I'm a teacher. I got that way by going to teacher school and studying very hard. I went to trainings for the past couple of decades to hone those particular skills that make me the shaper and developer of young minds. Before that, I had imagined all manner of jobs and careers for myself. Some of them I didn't have to imagine, like installing modular furniture or managing the picking operations at a wholesale book warehouse. I don't know if I shaped or molded any minds, young or old, while I was doing those jobs. Since I found myself in supervisory positions in many of the jobs I have had, I will have to imagine that I may have had some sort of effect on those with whom I worked. It does, however, give me chills when I think about myself as being "a good boss." I blame Micheal Scott for that.

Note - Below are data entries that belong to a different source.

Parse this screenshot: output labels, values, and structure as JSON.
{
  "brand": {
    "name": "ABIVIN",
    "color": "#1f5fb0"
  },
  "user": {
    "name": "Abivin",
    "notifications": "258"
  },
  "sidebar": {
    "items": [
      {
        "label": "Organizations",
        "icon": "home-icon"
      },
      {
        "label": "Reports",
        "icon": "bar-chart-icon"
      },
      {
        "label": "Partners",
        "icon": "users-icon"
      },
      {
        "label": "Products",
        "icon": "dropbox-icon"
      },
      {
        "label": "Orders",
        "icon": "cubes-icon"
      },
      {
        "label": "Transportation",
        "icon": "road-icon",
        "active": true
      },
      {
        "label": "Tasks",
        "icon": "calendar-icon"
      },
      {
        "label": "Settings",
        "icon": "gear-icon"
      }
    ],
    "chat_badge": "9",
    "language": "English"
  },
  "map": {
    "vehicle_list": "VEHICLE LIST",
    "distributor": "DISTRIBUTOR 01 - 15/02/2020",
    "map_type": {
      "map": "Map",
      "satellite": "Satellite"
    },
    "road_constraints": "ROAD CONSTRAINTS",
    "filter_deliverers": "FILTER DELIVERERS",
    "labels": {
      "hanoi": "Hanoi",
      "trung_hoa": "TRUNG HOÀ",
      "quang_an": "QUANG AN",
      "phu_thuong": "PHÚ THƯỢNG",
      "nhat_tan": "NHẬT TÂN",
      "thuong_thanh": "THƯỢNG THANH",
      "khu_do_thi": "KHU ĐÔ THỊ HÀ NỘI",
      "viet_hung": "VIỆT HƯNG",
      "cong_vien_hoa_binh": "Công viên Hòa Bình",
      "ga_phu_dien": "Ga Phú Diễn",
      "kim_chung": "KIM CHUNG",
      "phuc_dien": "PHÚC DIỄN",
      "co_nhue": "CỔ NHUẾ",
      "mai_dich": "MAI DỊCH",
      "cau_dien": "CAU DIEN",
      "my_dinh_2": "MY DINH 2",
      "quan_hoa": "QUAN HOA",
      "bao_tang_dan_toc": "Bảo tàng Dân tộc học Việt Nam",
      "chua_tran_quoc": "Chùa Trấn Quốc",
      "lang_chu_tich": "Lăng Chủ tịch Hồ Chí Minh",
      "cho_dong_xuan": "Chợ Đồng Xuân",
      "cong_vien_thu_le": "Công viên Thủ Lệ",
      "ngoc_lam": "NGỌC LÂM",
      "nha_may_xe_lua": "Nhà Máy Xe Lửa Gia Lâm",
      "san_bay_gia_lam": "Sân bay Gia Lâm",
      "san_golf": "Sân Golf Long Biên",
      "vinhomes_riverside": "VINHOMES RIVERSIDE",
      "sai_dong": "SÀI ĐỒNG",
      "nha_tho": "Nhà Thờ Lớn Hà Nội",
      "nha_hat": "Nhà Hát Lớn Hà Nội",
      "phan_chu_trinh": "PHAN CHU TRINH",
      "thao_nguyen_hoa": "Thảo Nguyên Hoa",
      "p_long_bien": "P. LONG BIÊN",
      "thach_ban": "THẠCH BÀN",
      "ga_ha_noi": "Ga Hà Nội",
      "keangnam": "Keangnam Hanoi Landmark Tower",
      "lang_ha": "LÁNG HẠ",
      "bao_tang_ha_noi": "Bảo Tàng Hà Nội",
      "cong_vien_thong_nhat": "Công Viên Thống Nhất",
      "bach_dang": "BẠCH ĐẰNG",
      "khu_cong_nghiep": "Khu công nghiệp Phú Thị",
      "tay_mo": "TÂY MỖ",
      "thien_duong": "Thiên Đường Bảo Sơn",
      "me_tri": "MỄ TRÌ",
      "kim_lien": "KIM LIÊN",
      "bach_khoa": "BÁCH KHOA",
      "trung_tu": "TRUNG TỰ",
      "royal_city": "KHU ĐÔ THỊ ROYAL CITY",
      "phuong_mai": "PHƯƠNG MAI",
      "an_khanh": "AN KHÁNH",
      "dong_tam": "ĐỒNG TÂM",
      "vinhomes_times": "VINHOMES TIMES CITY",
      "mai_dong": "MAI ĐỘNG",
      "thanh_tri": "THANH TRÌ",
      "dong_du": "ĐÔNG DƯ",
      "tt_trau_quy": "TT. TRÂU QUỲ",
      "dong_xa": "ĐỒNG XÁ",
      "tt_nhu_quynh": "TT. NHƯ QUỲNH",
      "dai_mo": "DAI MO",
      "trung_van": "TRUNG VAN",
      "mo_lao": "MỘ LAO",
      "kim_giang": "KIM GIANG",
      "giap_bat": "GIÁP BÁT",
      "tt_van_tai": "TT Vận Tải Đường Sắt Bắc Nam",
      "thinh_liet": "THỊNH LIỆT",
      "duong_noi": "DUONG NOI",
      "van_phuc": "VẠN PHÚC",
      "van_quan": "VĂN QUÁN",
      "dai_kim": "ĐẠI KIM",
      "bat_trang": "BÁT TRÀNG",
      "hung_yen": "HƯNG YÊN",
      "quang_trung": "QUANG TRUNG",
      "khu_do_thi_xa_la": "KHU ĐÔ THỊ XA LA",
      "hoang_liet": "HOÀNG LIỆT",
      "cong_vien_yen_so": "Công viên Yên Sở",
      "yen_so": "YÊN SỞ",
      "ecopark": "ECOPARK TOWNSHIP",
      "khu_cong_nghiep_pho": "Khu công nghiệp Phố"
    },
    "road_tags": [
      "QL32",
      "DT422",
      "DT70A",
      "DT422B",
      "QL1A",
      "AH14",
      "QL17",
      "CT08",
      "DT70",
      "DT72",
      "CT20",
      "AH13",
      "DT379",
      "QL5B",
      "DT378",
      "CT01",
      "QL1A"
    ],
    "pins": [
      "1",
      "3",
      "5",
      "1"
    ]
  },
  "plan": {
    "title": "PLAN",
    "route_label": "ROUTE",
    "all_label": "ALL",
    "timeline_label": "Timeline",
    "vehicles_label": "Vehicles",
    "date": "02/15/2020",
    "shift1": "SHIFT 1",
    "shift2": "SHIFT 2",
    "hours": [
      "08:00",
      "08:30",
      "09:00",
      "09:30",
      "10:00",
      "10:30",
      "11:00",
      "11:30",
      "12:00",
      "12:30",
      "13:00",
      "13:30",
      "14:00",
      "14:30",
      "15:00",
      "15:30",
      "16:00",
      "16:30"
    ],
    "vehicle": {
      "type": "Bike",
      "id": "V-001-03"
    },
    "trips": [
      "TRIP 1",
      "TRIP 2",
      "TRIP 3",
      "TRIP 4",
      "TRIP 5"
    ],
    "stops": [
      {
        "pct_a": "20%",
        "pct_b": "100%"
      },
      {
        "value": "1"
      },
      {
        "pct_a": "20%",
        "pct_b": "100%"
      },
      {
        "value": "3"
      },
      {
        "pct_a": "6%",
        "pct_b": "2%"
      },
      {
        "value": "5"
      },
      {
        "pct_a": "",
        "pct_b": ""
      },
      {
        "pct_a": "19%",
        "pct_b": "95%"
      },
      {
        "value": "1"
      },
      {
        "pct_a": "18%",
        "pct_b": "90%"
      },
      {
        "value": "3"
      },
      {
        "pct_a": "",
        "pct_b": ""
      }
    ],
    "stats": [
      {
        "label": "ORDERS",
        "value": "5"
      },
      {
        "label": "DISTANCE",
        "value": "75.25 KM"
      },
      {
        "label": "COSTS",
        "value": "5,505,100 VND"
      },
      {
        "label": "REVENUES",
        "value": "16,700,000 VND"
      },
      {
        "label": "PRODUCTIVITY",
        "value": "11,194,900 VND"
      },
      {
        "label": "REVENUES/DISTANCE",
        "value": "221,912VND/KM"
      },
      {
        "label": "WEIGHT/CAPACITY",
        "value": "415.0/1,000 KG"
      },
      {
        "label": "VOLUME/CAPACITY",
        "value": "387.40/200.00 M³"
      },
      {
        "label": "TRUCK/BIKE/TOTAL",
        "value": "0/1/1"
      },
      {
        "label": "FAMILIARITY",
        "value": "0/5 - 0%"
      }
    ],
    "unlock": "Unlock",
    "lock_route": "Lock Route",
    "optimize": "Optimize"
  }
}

Here's what I do know: I still get a Christmas card from one of the guys who worked with me on the crew that unloaded trailers at Target. I didn't have any sort of official title, but since I was the oldest guy in that tight little group, I was the defacto leader. I didn't get any extra money, but I did get to stay late sometimes got to stay late when the other guys messed up sorting the repack boxes at the end of the night. Kind of like the way I got to hang around into the wee small hours of the morning and finish up the books as manager of an Arby's franchise. For that one, at least I got a brown vest and a name tag that was made special for me instead of just a piece of Dymotape label stuck to somebody else's name tag who quit the week before. One of the guys who worked on that same closing crew and at Target with me is still one of my best friends.
And I find out that this legacy may have stretched back even  further than that. Last week, a guy who was in Pep Band with me in high school came through town and wanted to go out to dinner with me. That wasn't the only reason for him to be in Oakland, since his son was interested in seeing The Crucible as a possible place to study the Fire Arts. But he made a point of stopping by to see me. And when he introduced me to his wife ad son, he introduced me as a major influence in his life. Thirty-five year ago, and he felt the need to share this with his family. And me. It was flattering and more than a little bit embarrassing, but ultimately it gave me a profound sense of belonging. All those memories I have of those years that I hung out in the band room, cavorting as I did with my friends and associates as Pep Band president, it seems that I was leaving an impression. One that has lasted all these years and was brought back to me last week, gift-wrapped and full of smiles. He bought me dinner. With fries. It was a dinner full of laughter and memories. It made me proud, and helped me imagine that this may have been the plan all along.